The answer must be every line below that holds the word "name".

>>>

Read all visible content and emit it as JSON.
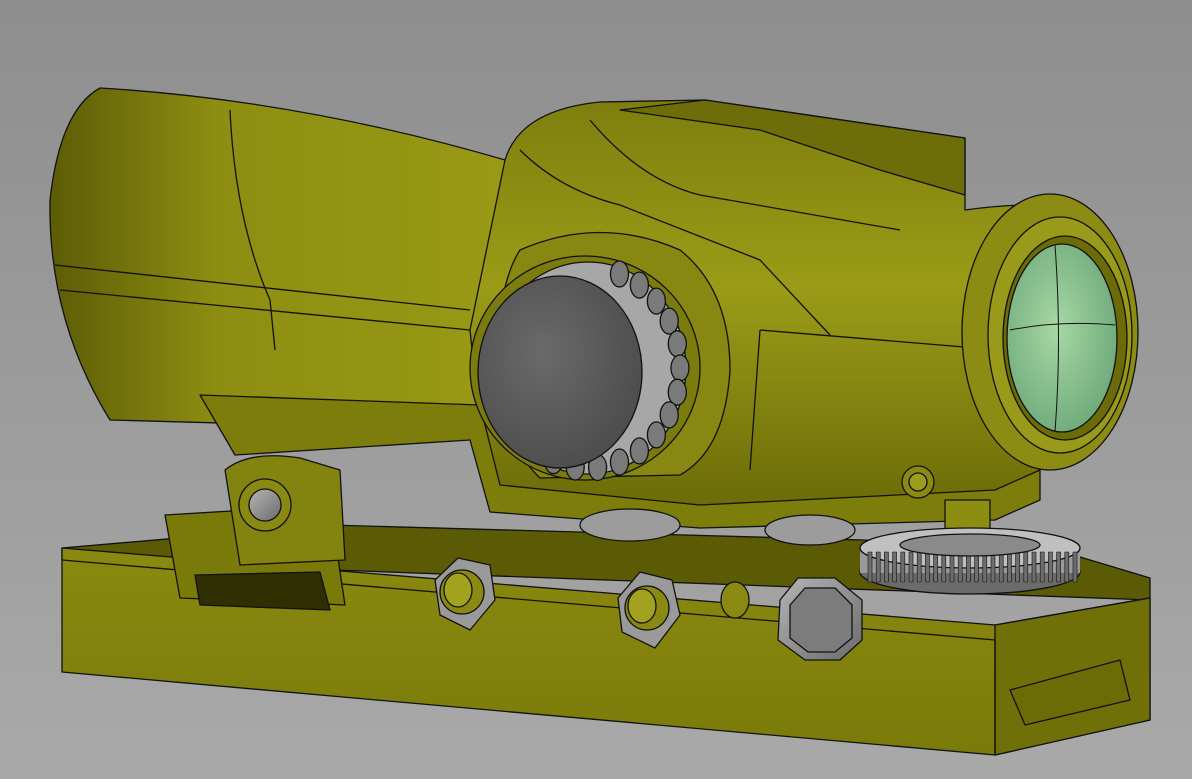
{
  "scene": {
    "subject": "cad-model-rifle-scope",
    "colors": {
      "body_olive": "#8f8f12",
      "body_highlight": "#a3a31c",
      "body_shadow": "#4f4f05",
      "hardware_gray": "#5a5a5a",
      "hardware_light": "#9a9a9a",
      "lens_green": "#8cc493",
      "edge_line": "#111111",
      "background_top": "#8e8e8e",
      "background_bottom": "#a9a9a9"
    },
    "icons": {
      "turret": "knob-icon",
      "lens": "lens-icon",
      "nut": "hex-nut-icon"
    }
  }
}
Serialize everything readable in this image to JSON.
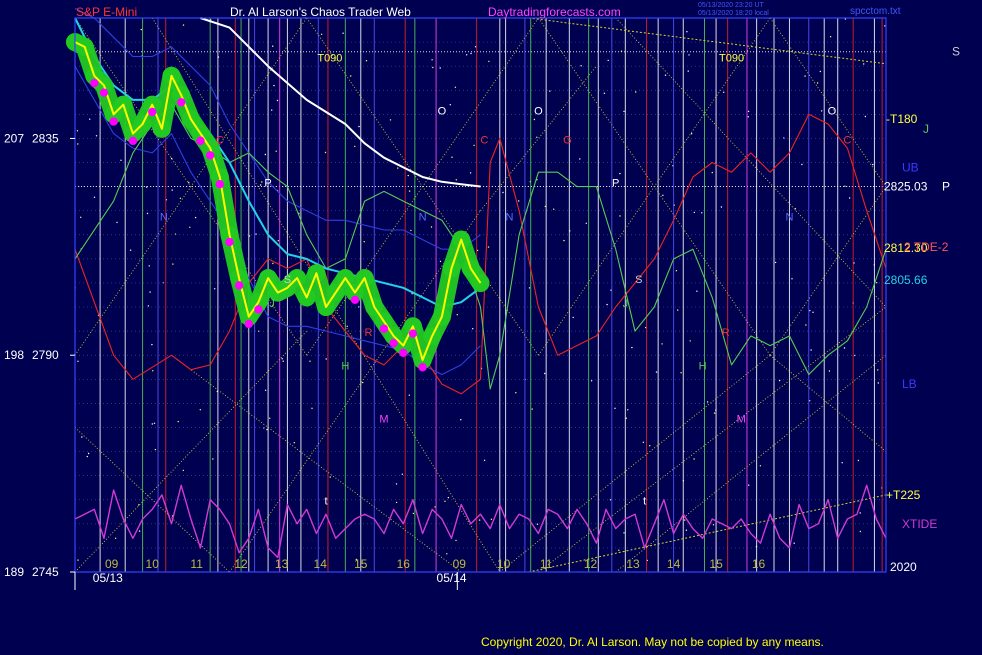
{
  "header": {
    "title_left": "S&P E-Mini",
    "title_center": "Dr. Al Larson's Chaos Trader Web",
    "title_site": "Daytradingforecasts.com",
    "timestamp1": "05/13/2020 23:20 UT",
    "timestamp2": "05/13/2020 18:20 local",
    "file": "spcctom.txt"
  },
  "footer": {
    "copyright": "Copyright 2020, Dr. Al Larson. May not be copied by any means."
  },
  "colors": {
    "background": "#000050",
    "price": "#ffff00",
    "glow": "#22c922",
    "dots": "#ff00ff",
    "ma_cyan": "#22d3e6",
    "ma_white": "#ffffff",
    "red_line": "#ee2222",
    "green_line": "#55cc55",
    "blue_line": "#3a3aff",
    "xtide": "#d23ad2",
    "frame": "#3344ff"
  },
  "chart_data": {
    "type": "line",
    "title": "S&P E-Mini",
    "y_axis_left": [
      {
        "label": "207",
        "value": "2835"
      },
      {
        "label": "198",
        "value": "2790"
      },
      {
        "label": "189",
        "value": "2745"
      }
    ],
    "ylim": [
      2745,
      2860
    ],
    "x_dates": [
      "05/13",
      "05/14"
    ],
    "hours": [
      "09",
      "10",
      "11",
      "12",
      "13",
      "14",
      "15",
      "16",
      "09",
      "10",
      "11",
      "12",
      "13",
      "14",
      "15",
      "16"
    ],
    "right_labels": [
      {
        "text": "-T180",
        "price": 2839
      },
      {
        "text": "S",
        "price": 2853
      },
      {
        "text": "J",
        "price": 2837
      },
      {
        "text": "UB",
        "price": 2829
      },
      {
        "text": "2825.03",
        "price": 2825.03
      },
      {
        "text": "P",
        "price": 2825.03
      },
      {
        "text": "2812.30",
        "price": 2812.3
      },
      {
        "text": "2 TDE-2",
        "price": 2812.5
      },
      {
        "text": "2805.66",
        "price": 2805.66
      },
      {
        "text": "LB",
        "price": 2784
      },
      {
        "text": "+T225",
        "price": 2761
      },
      {
        "text": "XTIDE",
        "price": 2755
      },
      {
        "text": "2020",
        "price": 2746
      }
    ],
    "planet_labels": [
      {
        "text": "T090",
        "x": 13.2,
        "price": 2851
      },
      {
        "text": "T090",
        "x": 34.0,
        "price": 2851
      },
      {
        "text": "O",
        "x": 19.0,
        "price": 2840
      },
      {
        "text": "O",
        "x": 24.0,
        "price": 2840
      },
      {
        "text": "O",
        "x": 39.2,
        "price": 2840
      },
      {
        "text": "C",
        "x": 7.5,
        "price": 2834
      },
      {
        "text": "C",
        "x": 21.2,
        "price": 2834
      },
      {
        "text": "G",
        "x": 25.5,
        "price": 2834
      },
      {
        "text": "C",
        "x": 40.0,
        "price": 2834
      },
      {
        "text": "P",
        "x": 10.0,
        "price": 2825
      },
      {
        "text": "P",
        "x": 28.0,
        "price": 2825
      },
      {
        "text": "N",
        "x": 4.6,
        "price": 2818
      },
      {
        "text": "N",
        "x": 18.0,
        "price": 2818
      },
      {
        "text": "N",
        "x": 22.5,
        "price": 2818
      },
      {
        "text": "N",
        "x": 37.0,
        "price": 2818
      },
      {
        "text": "S",
        "x": 11.0,
        "price": 2805
      },
      {
        "text": "S",
        "x": 29.2,
        "price": 2805
      },
      {
        "text": "J",
        "x": 10.2,
        "price": 2800
      },
      {
        "text": "J",
        "x": 28.5,
        "price": 2800
      },
      {
        "text": "R",
        "x": 15.2,
        "price": 2794
      },
      {
        "text": "R",
        "x": 33.7,
        "price": 2794
      },
      {
        "text": "H",
        "x": 14.0,
        "price": 2787
      },
      {
        "text": "H",
        "x": 32.5,
        "price": 2787
      },
      {
        "text": "M",
        "x": 16.0,
        "price": 2776
      },
      {
        "text": "M",
        "x": 34.5,
        "price": 2776
      },
      {
        "text": "t",
        "x": 13.0,
        "price": 2759
      },
      {
        "text": "t",
        "x": 29.5,
        "price": 2759
      }
    ],
    "series": [
      {
        "name": "price",
        "x": [
          0,
          0.5,
          1,
          1.5,
          2,
          2.5,
          3,
          3.5,
          4,
          4.5,
          5,
          5.5,
          6,
          6.5,
          7,
          7.5,
          8,
          8.5,
          9,
          9.5,
          10,
          10.5,
          11,
          11.5,
          12,
          12.5,
          13,
          13.5,
          14,
          14.5,
          15,
          15.5,
          16,
          16.5,
          17,
          17.5,
          18,
          18.5,
          19,
          19.5,
          20,
          20.5,
          21
        ],
        "values": [
          2855,
          2854,
          2848,
          2846,
          2840,
          2842,
          2836,
          2838,
          2842,
          2837,
          2848,
          2844,
          2839,
          2836,
          2833,
          2827,
          2815,
          2806,
          2798,
          2801,
          2806,
          2803,
          2804,
          2806,
          2802,
          2807,
          2800,
          2803,
          2806,
          2803,
          2806,
          2800,
          2797,
          2794,
          2792,
          2796,
          2789,
          2794,
          2798,
          2808,
          2814,
          2808,
          2805
        ]
      },
      {
        "name": "moving average",
        "x": [
          0,
          1,
          2,
          3,
          4,
          5,
          6,
          7,
          8,
          9,
          10,
          11,
          12,
          13,
          14,
          15,
          16,
          17,
          18,
          19,
          20,
          21
        ],
        "values": [
          2860,
          2852,
          2846,
          2843,
          2843,
          2846,
          2840,
          2836,
          2830,
          2822,
          2815,
          2811,
          2810,
          2808,
          2807,
          2806,
          2805,
          2804,
          2802,
          2800,
          2801,
          2804
        ]
      },
      {
        "name": "200 average",
        "x": [
          6.5,
          8,
          10,
          12,
          14,
          15,
          16,
          18,
          19,
          20,
          21
        ],
        "values": [
          2860,
          2858,
          2850,
          2843,
          2838,
          2834,
          2831,
          2827,
          2826,
          2825.5,
          2825.03
        ]
      },
      {
        "name": "red forecast",
        "x": [
          0,
          2,
          3,
          5,
          6,
          7,
          8,
          9,
          10,
          11,
          12,
          13,
          14,
          15,
          16,
          17,
          18,
          19,
          20,
          21,
          21.5,
          22,
          23,
          24,
          25,
          26,
          27,
          28,
          29,
          30,
          31,
          32,
          33,
          34,
          35,
          36,
          37,
          38,
          39,
          40,
          41,
          42
        ],
        "values": [
          2812,
          2790,
          2785,
          2790,
          2787,
          2788,
          2795,
          2805,
          2810,
          2808,
          2810,
          2800,
          2795,
          2790,
          2788,
          2792,
          2790,
          2784,
          2782,
          2785,
          2830,
          2835,
          2820,
          2800,
          2790,
          2792,
          2794,
          2800,
          2805,
          2810,
          2818,
          2827,
          2830,
          2828,
          2832,
          2828,
          2832,
          2840,
          2838,
          2833,
          2820,
          2808
        ]
      },
      {
        "name": "green forecast",
        "x": [
          0,
          2,
          3,
          4,
          5,
          6,
          7,
          8,
          9,
          10,
          11,
          12,
          13,
          14,
          15,
          16,
          17,
          18,
          19,
          20,
          21,
          21.5,
          22,
          23,
          24,
          25,
          26,
          27,
          28,
          29,
          30,
          31,
          32,
          33,
          34,
          35,
          36,
          37,
          38,
          39,
          40,
          41,
          42
        ],
        "values": [
          2810,
          2822,
          2832,
          2838,
          2842,
          2835,
          2833,
          2830,
          2832,
          2828,
          2825,
          2815,
          2808,
          2810,
          2822,
          2824,
          2822,
          2820,
          2818,
          2812,
          2800,
          2783,
          2790,
          2815,
          2828,
          2828,
          2825,
          2825,
          2812,
          2795,
          2800,
          2810,
          2812,
          2802,
          2788,
          2794,
          2792,
          2794,
          2786,
          2790,
          2793,
          2800,
          2812
        ]
      },
      {
        "name": "upper band",
        "x": [
          0,
          1,
          2,
          3,
          4,
          5,
          6,
          7,
          8,
          9,
          10,
          11,
          12,
          13,
          14,
          15,
          16,
          17,
          18,
          19,
          20,
          21
        ],
        "values": [
          2862,
          2860,
          2856,
          2852,
          2852,
          2854,
          2850,
          2846,
          2838,
          2832,
          2826,
          2822,
          2820,
          2818,
          2818,
          2817,
          2816,
          2816,
          2814,
          2812,
          2812,
          2815
        ]
      },
      {
        "name": "lower band",
        "x": [
          0,
          1,
          2,
          3,
          4,
          5,
          6,
          7,
          8,
          9,
          10,
          11,
          12,
          13,
          14,
          15,
          16,
          17,
          18,
          19,
          20,
          21
        ],
        "values": [
          2850,
          2843,
          2836,
          2833,
          2832,
          2836,
          2828,
          2822,
          2816,
          2806,
          2798,
          2796,
          2796,
          2795,
          2794,
          2793,
          2792,
          2791,
          2788,
          2786,
          2788,
          2792
        ]
      },
      {
        "name": "XTIDE",
        "x": [
          0,
          1,
          1.5,
          2,
          2.5,
          3,
          3.5,
          4,
          4.5,
          5,
          5.5,
          6,
          6.5,
          7,
          7.5,
          8,
          8.5,
          9,
          9.5,
          10,
          10.5,
          11,
          11.5,
          12,
          12.5,
          13,
          13.5,
          14,
          14.5,
          15,
          15.5,
          16,
          16.5,
          17,
          17.5,
          18,
          18.5,
          19,
          19.5,
          20,
          20.5,
          21,
          21.5,
          22,
          22.5,
          23,
          23.5,
          24,
          24.5,
          25,
          25.5,
          26,
          26.5,
          27,
          27.5,
          28,
          28.5,
          29,
          29.5,
          30,
          30.5,
          31,
          31.5,
          32,
          32.5,
          33,
          33.5,
          34,
          34.5,
          35,
          35.5,
          36,
          36.5,
          37,
          37.5,
          38,
          38.5,
          39,
          39.5,
          40,
          40.5,
          41,
          41.5,
          42
        ],
        "values": [
          2756,
          2758,
          2752,
          2762,
          2756,
          2752,
          2756,
          2758,
          2761,
          2755,
          2763,
          2756,
          2750,
          2760,
          2758,
          2755,
          2749,
          2752,
          2758,
          2750,
          2748,
          2759,
          2755,
          2758,
          2753,
          2757,
          2752,
          2754,
          2756,
          2757,
          2756,
          2753,
          2758,
          2755,
          2760,
          2753,
          2758,
          2756,
          2752,
          2759,
          2755,
          2757,
          2754,
          2759,
          2754,
          2757,
          2756,
          2753,
          2758,
          2757,
          2754,
          2758,
          2755,
          2751,
          2758,
          2754,
          2756,
          2757,
          2750,
          2755,
          2760,
          2753,
          2757,
          2754,
          2752,
          2756,
          2755,
          2754,
          2756,
          2753,
          2751,
          2757,
          2752,
          2750,
          2759,
          2754,
          2755,
          2760,
          2752,
          2756,
          2757,
          2763,
          2756,
          2752
        ]
      }
    ]
  }
}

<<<

■ **Result of the task**
        "name": "price",
        "name": "moving average",
        "name": "200 average",
        "name": "red forecast",
        "name": "green forecast",
        "name": "upper band",
        "name": "lower band",
        "name": "XTIDE",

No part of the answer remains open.